Boseman tipped for Oscar glory with Ma Rainey swansong
Los Angeles – Four months after his death shocked the world, trailblazing US actor Chadwick Boseman makes his heartbreaking, hotly Oscar-tipped final film appearance in 1920s blues drama Ma Rainey’s Black Bottom.
The Black Panther star portrays feisty, irreverent and ambitious trumper Levee who's struggling to make himself heard in a Chicago music world riddled with racism and exploitation, in the August Wilson play adaptation that premieres on Netflix on Dec 18.
Boseman’s role as the piece’s tragic hero takes on added poignancy by his death at age 43 this August from colon cancer – a diagnosis he never publicly discussed, or even shared with his co-stars during production.
Viola Davis, who plays the real-life titular “Mother of the Blues” Ma Rainey, has described Boseman’s role as “one of the greatest – if not the greatest – role for an African-American actor in history”, distilling the historic trauma of the Black experience.
“I’m looking back at how tired he always seemed,” she told The New York Times about the film shot last year.
“Now we know that the role mirrors Chadwick’s life... it mirrors the life of every Black person grieving, and especially the life of a Black man,” she added.
Boseman had secretly battled through his cancer diagnosis to become the first Black star with his own superhero epic in the record-breaking Marvel franchise.
In Ma Rainey’s Black Bottom, Levee is hired to support Ma Rainey, who has travelled from the Deep South to record her hit songs on a sweltering summer afternoon in a cramped back-alley studio.
As the diva battles duplicitous producers who want to cash in on her voice and send her packing, Levee plots his own path to solo musical glory while revealing a childhood ravaged by white brutality.
In a bravura performance, Boseman delivers searing monologues that vow to “make the white man respect me” and curse a God who “hates your Black ass” – interspersed with moments of impish charisma, foot-shuffling dance moves and outrageous flirting.
Ma Rainey is the second of Pulitzer Prize-winning Wilson’s 10-play Pittsburgh Cycle to be adapted by producer-actor Denzel Washington, with each chronicling the African-American experience in a different 20th-century decade.
In a quirk of fate, Washington once funded the studies of a group of young Black US actors attending a prestigious British summer drama programme – including a then-unknown Boseman.

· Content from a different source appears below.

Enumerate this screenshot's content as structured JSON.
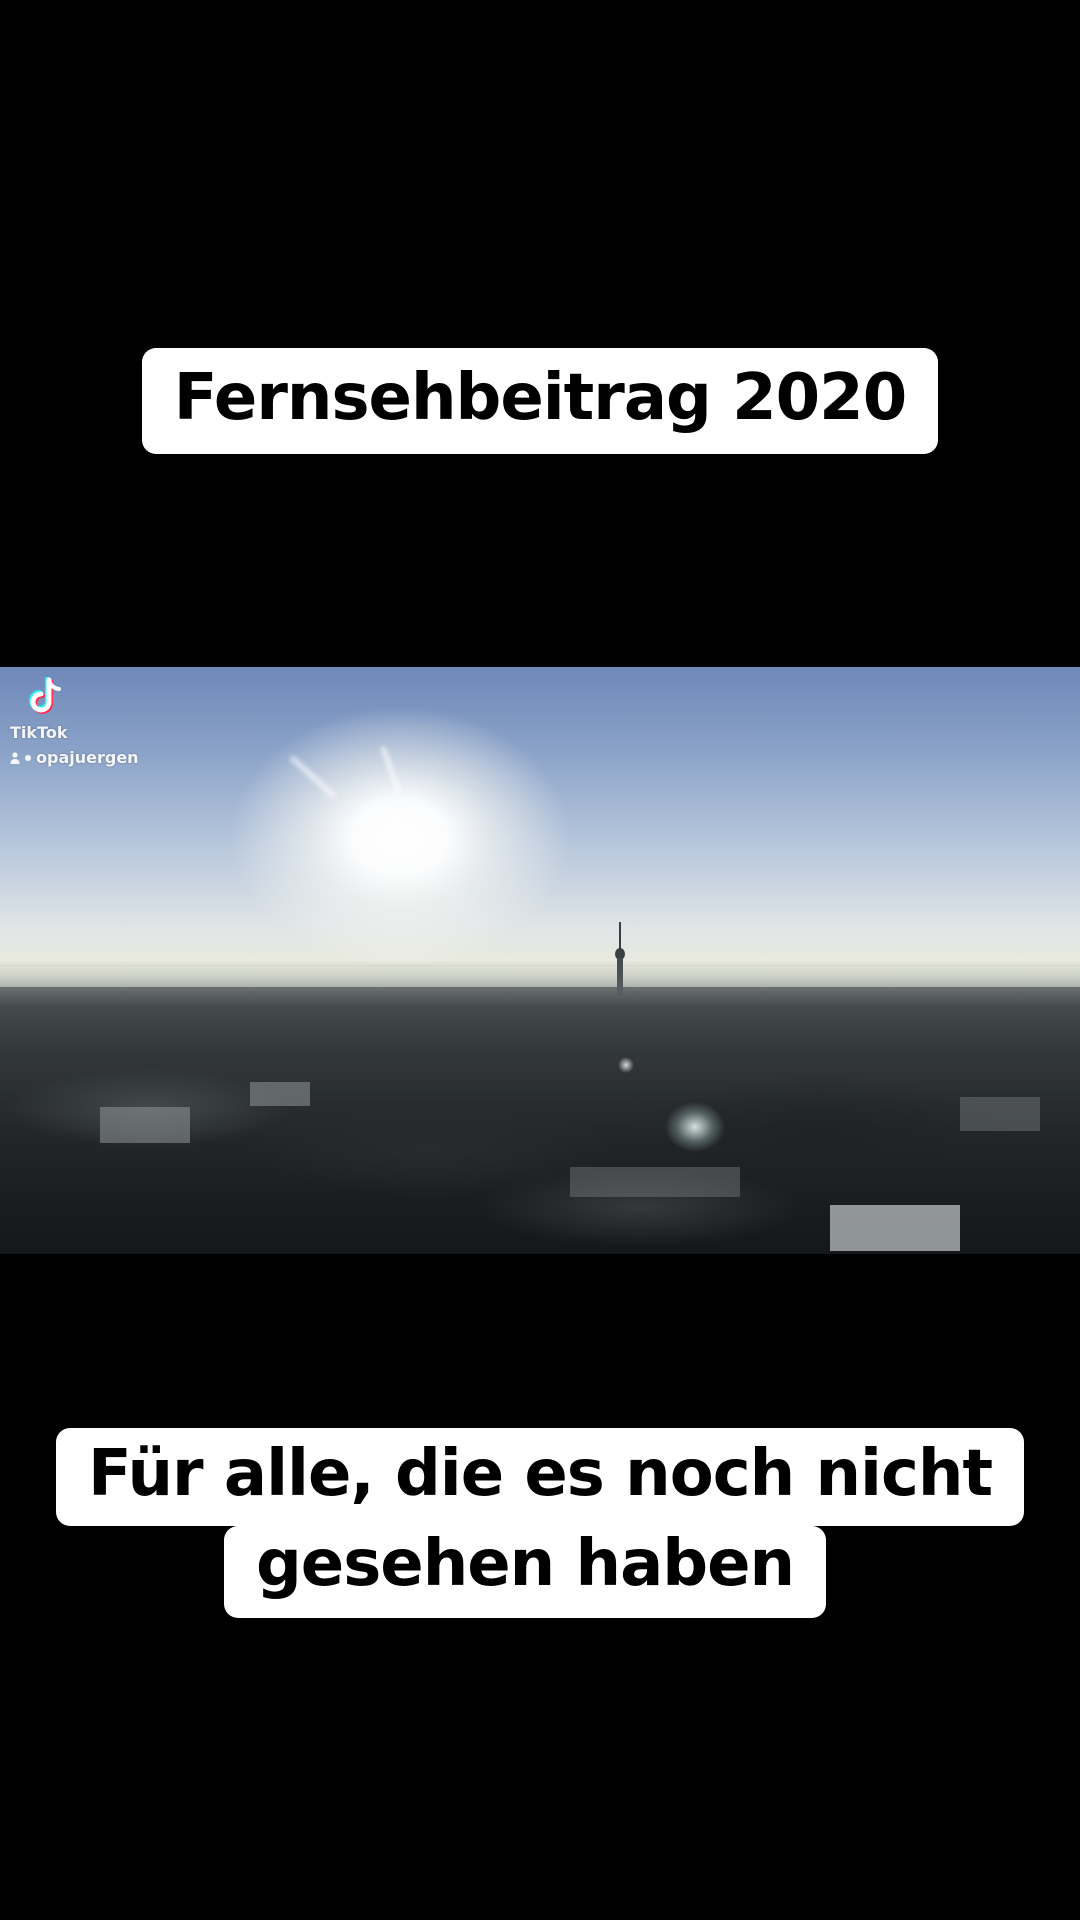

“I’m happy that I got to be a part of sharing his genius with the world,” said Washington in the film’s production notes.
“I miss him and I love him. On film we’ll always have him and I’ll never forget him.”
For Boseman, that course in Oxford was a seminal opportunity to study Shakespeare, Beckett and Pinter – but also fostered a desire to propel the works of Black playwrights into the same canon.
“I always felt like black writers were just as classical,” he once told Rolling Stone.
“It’s just as difficult to do August Wilson, and the stories he’s telling are just as epic.”
Academy voters may have begun to take note, awarding Davis an Oscar for Washington’s previous Wilson adaptation Fences (2016).
As Ma Rainey – who in real life was supported by a young Louis Armstrong and Bessie Smith – Davis dons gold teeth and a fat suit as she sashays her hips, croons country blues and pours prima-donna scorn on those around her. She is also being tipped for a repeat Oscar bid.
But director George C. Wolfe have little doubt over Boseman’s credentials to become the third posthumous acting Oscar winner, after Heath Ledger and Peter Finch.
He said: “Chadwick put his entire being into Levee... Levee demands that because of the Herculean scale of the role. He put every ounce of his heart and passion into it.” - AFP